• _Source material_:

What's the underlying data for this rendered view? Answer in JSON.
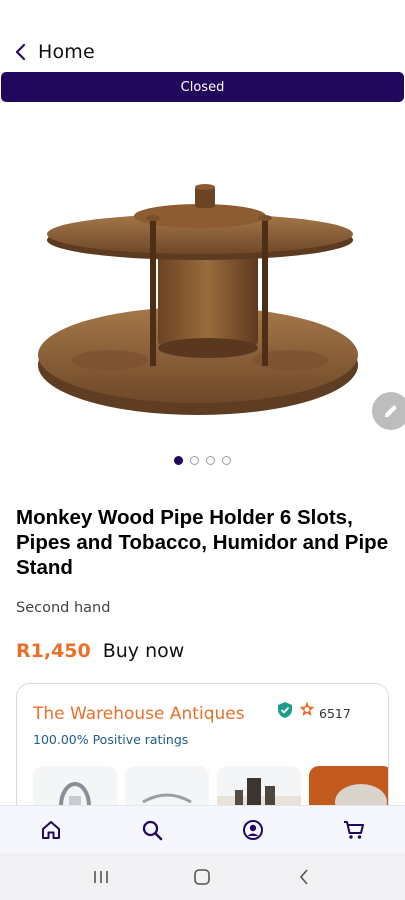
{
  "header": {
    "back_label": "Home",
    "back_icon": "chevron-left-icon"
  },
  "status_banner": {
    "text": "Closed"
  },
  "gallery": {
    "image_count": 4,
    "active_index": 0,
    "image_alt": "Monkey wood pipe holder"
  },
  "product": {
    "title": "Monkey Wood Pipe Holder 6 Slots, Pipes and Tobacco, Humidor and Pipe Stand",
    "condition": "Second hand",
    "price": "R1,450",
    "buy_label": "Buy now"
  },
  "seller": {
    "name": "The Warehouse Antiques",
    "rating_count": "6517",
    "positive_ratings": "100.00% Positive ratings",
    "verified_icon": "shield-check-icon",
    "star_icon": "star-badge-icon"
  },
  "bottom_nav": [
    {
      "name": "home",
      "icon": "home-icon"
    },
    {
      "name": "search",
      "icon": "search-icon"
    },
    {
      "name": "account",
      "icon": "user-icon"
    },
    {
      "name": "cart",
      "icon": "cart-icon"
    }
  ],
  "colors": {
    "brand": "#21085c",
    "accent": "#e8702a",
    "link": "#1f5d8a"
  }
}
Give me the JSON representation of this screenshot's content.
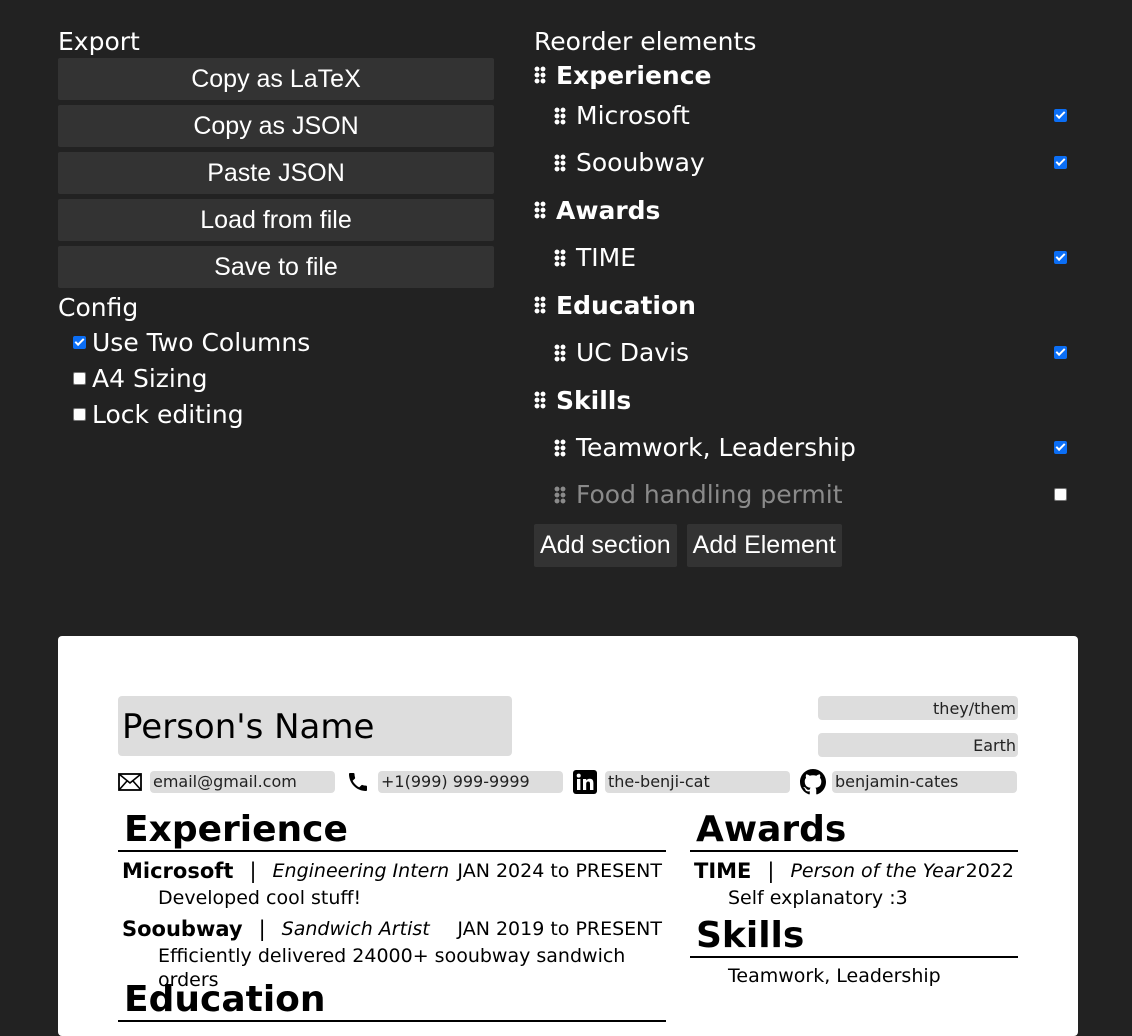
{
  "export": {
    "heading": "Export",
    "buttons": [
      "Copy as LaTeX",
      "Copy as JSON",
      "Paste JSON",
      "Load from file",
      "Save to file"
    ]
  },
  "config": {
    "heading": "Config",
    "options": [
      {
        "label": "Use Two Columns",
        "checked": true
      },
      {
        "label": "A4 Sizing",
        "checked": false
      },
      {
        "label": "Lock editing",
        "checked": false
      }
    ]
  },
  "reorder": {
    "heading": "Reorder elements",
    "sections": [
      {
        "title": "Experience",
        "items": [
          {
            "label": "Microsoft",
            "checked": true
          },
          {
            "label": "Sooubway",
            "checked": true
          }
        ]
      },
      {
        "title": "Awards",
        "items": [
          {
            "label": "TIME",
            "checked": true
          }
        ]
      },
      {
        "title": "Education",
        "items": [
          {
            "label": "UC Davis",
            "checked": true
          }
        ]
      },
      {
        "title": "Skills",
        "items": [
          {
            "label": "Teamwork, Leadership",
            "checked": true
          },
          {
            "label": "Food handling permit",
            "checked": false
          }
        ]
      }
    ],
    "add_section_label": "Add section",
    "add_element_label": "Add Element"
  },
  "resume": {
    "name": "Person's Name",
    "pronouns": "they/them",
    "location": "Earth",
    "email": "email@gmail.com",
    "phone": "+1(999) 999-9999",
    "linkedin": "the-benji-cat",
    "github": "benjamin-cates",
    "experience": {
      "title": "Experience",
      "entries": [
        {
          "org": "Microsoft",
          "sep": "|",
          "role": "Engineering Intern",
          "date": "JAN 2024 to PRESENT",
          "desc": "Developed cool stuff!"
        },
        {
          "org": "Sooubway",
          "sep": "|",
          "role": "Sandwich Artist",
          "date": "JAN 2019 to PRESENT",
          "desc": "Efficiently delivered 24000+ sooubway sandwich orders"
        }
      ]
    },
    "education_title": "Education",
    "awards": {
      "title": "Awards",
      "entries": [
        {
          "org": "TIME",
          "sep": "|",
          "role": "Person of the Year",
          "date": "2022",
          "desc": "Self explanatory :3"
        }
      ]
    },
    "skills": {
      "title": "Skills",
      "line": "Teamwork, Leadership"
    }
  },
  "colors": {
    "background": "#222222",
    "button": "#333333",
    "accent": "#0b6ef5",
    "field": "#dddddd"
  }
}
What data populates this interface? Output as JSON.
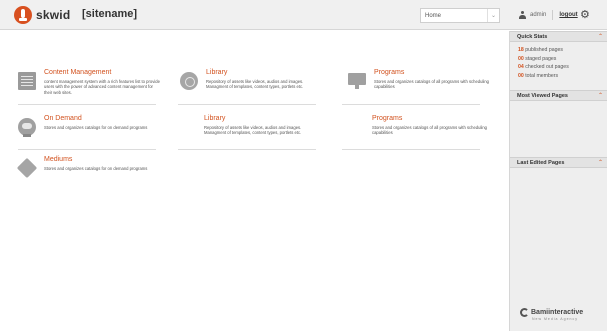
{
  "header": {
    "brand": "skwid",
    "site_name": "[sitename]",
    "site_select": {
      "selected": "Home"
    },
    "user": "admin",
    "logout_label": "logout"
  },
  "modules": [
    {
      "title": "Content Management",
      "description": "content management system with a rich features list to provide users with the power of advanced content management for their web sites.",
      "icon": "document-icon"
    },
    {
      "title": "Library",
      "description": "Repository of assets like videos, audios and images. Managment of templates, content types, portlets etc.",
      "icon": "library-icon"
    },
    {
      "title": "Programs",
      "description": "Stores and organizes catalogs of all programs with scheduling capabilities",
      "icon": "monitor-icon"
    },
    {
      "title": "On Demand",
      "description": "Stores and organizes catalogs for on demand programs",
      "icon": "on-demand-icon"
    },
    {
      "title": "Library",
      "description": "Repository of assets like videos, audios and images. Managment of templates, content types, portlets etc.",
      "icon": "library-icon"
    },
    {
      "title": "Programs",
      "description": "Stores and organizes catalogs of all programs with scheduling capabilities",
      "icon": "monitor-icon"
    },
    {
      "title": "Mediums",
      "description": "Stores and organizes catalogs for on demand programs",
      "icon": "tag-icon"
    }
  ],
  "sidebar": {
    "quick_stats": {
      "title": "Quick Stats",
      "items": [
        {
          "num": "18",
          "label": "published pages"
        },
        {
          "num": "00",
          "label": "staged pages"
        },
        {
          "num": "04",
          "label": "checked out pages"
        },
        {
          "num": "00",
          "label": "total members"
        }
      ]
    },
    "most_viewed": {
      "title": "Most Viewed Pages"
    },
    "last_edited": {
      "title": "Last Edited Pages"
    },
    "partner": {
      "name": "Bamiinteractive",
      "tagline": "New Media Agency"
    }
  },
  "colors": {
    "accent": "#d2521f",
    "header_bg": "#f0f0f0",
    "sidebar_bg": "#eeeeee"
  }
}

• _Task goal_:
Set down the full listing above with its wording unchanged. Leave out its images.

• _Written solution_:
What's the underlying data for this rendered view? Answer in JSON.
{
  "header": {
    "back_label": "Home",
    "back_icon": "chevron-left-icon"
  },
  "status_banner": {
    "text": "Closed"
  },
  "gallery": {
    "image_count": 4,
    "active_index": 0,
    "image_alt": "Monkey wood pipe holder"
  },
  "product": {
    "title": "Monkey Wood Pipe Holder 6 Slots, Pipes and Tobacco, Humidor and Pipe Stand",
    "condition": "Second hand",
    "price": "R1,450",
    "buy_label": "Buy now"
  },
  "seller": {
    "name": "The Warehouse Antiques",
    "rating_count": "6517",
    "positive_ratings": "100.00% Positive ratings",
    "verified_icon": "shield-check-icon",
    "star_icon": "star-badge-icon"
  },
  "bottom_nav": [
    {
      "name": "home",
      "icon": "home-icon"
    },
    {
      "name": "search",
      "icon": "search-icon"
    },
    {
      "name": "account",
      "icon": "user-icon"
    },
    {
      "name": "cart",
      "icon": "cart-icon"
    }
  ],
  "colors": {
    "brand": "#21085c",
    "accent": "#e8702a",
    "link": "#1f5d8a"
  }
}
Give me the JSON representation of this screenshot's content.
{
  "export": {
    "heading": "Export",
    "buttons": [
      "Copy as LaTeX",
      "Copy as JSON",
      "Paste JSON",
      "Load from file",
      "Save to file"
    ]
  },
  "config": {
    "heading": "Config",
    "options": [
      {
        "label": "Use Two Columns",
        "checked": true
      },
      {
        "label": "A4 Sizing",
        "checked": false
      },
      {
        "label": "Lock editing",
        "checked": false
      }
    ]
  },
  "reorder": {
    "heading": "Reorder elements",
    "sections": [
      {
        "title": "Experience",
        "items": [
          {
            "label": "Microsoft",
            "checked": true
          },
          {
            "label": "Sooubway",
            "checked": true
          }
        ]
      },
      {
        "title": "Awards",
        "items": [
          {
            "label": "TIME",
            "checked": true
          }
        ]
      },
      {
        "title": "Education",
        "items": [
          {
            "label": "UC Davis",
            "checked": true
          }
        ]
      },
      {
        "title": "Skills",
        "items": [
          {
            "label": "Teamwork, Leadership",
            "checked": true
          },
          {
            "label": "Food handling permit",
            "checked": false
          }
        ]
      }
    ],
    "add_section_label": "Add section",
    "add_element_label": "Add Element"
  },
  "resume": {
    "name": "Person's Name",
    "pronouns": "they/them",
    "location": "Earth",
    "email": "email@gmail.com",
    "phone": "+1(999) 999-9999",
    "linkedin": "the-benji-cat",
    "github": "benjamin-cates",
    "experience": {
      "title": "Experience",
      "entries": [
        {
          "org": "Microsoft",
          "sep": "|",
          "role": "Engineering Intern",
          "date": "JAN 2024 to PRESENT",
          "desc": "Developed cool stuff!"
        },
        {
          "org": "Sooubway",
          "sep": "|",
          "role": "Sandwich Artist",
          "date": "JAN 2019 to PRESENT",
          "desc": "Efficiently delivered 24000+ sooubway sandwich orders"
        }
      ]
    },
    "education_title": "Education",
    "awards": {
      "title": "Awards",
      "entries": [
        {
          "org": "TIME",
          "sep": "|",
          "role": "Person of the Year",
          "date": "2022",
          "desc": "Self explanatory :3"
        }
      ]
    },
    "skills": {
      "title": "Skills",
      "line": "Teamwork, Leadership"
    }
  },
  "colors": {
    "background": "#222222",
    "button": "#333333",
    "accent": "#0b6ef5",
    "field": "#dddddd"
  }
}
What data populates this interface? Output as JSON.
{
  "header": {
    "brand": "skwid",
    "site_name": "[sitename]",
    "site_select": {
      "selected": "Home"
    },
    "user": "admin",
    "logout_label": "logout"
  },
  "modules": [
    {
      "title": "Content Management",
      "description": "content management system with a rich features list to provide users with the power of advanced content management for their web sites.",
      "icon": "document-icon"
    },
    {
      "title": "Library",
      "description": "Repository of assets like videos, audios and images. Managment of templates, content types, portlets etc.",
      "icon": "library-icon"
    },
    {
      "title": "Programs",
      "description": "Stores and organizes catalogs of all programs with scheduling capabilities",
      "icon": "monitor-icon"
    },
    {
      "title": "On Demand",
      "description": "Stores and organizes catalogs for on demand programs",
      "icon": "on-demand-icon"
    },
    {
      "title": "Library",
      "description": "Repository of assets like videos, audios and images. Managment of templates, content types, portlets etc.",
      "icon": "library-icon"
    },
    {
      "title": "Programs",
      "description": "Stores and organizes catalogs of all programs with scheduling capabilities",
      "icon": "monitor-icon"
    },
    {
      "title": "Mediums",
      "description": "Stores and organizes catalogs for on demand programs",
      "icon": "tag-icon"
    }
  ],
  "sidebar": {
    "quick_stats": {
      "title": "Quick Stats",
      "items": [
        {
          "num": "18",
          "label": "published pages"
        },
        {
          "num": "00",
          "label": "staged pages"
        },
        {
          "num": "04",
          "label": "checked out pages"
        },
        {
          "num": "00",
          "label": "total members"
        }
      ]
    },
    "most_viewed": {
      "title": "Most Viewed Pages"
    },
    "last_edited": {
      "title": "Last Edited Pages"
    },
    "partner": {
      "name": "Bamiinteractive",
      "tagline": "New Media Agency"
    }
  },
  "colors": {
    "accent": "#d2521f",
    "header_bg": "#f0f0f0",
    "sidebar_bg": "#eeeeee"
  }
}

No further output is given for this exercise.